Every line in the entries that holds "icon" should be identified and copied.

Recorded information section start

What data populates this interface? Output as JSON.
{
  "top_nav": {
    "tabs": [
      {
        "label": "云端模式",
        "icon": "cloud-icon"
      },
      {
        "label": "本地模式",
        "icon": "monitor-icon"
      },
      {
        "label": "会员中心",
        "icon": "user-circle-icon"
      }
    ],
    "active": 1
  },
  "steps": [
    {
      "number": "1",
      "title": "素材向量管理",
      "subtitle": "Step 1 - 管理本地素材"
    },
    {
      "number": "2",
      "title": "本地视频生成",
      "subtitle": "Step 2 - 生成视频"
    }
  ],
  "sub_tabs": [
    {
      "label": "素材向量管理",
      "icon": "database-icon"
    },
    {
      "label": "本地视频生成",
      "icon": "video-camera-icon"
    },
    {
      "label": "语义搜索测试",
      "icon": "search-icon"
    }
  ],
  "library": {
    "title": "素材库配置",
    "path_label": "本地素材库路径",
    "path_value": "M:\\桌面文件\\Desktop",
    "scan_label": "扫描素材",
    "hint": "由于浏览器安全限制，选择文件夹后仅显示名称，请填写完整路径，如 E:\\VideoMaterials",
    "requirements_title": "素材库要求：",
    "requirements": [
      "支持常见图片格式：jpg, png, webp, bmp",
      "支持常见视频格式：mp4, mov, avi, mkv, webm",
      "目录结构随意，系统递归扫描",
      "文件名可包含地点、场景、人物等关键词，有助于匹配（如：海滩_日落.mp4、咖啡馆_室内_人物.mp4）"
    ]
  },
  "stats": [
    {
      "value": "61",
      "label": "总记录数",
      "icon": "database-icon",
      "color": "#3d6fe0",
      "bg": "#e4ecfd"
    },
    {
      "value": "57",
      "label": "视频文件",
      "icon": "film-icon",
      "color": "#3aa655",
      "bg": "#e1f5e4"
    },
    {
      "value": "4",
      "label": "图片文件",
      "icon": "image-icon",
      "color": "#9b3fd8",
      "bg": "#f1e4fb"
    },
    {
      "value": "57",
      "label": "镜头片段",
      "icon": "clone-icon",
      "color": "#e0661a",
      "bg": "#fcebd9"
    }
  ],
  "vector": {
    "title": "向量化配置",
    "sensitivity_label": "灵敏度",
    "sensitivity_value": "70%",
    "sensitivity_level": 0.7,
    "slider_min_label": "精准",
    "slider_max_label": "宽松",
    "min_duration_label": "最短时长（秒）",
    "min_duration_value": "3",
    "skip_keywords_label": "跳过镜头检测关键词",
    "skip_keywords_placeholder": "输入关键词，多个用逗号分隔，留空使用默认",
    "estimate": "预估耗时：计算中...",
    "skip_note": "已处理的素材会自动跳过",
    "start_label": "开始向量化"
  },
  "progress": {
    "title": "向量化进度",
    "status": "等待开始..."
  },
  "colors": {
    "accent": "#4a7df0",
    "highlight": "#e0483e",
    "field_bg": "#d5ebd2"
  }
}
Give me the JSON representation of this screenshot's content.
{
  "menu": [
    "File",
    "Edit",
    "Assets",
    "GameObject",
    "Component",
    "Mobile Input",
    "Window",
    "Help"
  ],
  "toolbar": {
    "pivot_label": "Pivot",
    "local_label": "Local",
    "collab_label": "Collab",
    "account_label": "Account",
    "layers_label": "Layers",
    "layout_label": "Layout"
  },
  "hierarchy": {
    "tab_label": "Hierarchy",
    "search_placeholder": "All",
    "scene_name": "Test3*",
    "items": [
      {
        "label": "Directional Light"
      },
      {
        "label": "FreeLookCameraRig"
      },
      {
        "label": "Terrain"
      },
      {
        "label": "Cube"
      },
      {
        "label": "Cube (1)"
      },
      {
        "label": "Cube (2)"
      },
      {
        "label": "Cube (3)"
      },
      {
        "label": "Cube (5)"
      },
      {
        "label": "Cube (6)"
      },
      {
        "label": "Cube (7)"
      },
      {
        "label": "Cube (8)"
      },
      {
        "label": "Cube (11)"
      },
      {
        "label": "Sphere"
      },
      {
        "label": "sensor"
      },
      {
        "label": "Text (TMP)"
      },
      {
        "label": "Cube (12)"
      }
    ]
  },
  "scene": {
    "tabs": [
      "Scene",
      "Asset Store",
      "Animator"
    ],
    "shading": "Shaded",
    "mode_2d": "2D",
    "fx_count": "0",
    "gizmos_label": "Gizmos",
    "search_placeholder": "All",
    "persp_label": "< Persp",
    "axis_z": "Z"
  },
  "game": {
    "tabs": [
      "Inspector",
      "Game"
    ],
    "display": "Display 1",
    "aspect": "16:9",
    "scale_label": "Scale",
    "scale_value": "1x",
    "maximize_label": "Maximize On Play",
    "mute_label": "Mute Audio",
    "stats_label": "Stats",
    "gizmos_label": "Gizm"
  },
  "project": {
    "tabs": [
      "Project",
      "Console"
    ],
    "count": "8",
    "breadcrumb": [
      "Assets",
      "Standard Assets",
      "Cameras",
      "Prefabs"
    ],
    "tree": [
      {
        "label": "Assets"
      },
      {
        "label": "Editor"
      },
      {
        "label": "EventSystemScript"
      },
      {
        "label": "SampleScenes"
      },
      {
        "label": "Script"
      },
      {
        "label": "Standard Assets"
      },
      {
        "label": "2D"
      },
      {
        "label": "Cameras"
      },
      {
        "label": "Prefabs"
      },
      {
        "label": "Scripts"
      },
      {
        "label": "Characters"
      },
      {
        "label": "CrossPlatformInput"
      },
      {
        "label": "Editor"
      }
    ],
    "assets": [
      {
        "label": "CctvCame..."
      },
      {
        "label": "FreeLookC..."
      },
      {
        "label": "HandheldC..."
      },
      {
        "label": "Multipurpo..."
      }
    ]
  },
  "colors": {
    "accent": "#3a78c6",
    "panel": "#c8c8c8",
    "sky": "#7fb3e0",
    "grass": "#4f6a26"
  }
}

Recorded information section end

■ Answer box:
        "icon": "cloud-icon"
        "icon": "monitor-icon"
        "icon": "user-circle-icon"
      "icon": "database-icon"
      "icon": "video-camera-icon"
      "icon": "search-icon"
      "icon": "database-icon",
      "icon": "film-icon",
      "icon": "image-icon",
      "icon": "clone-icon",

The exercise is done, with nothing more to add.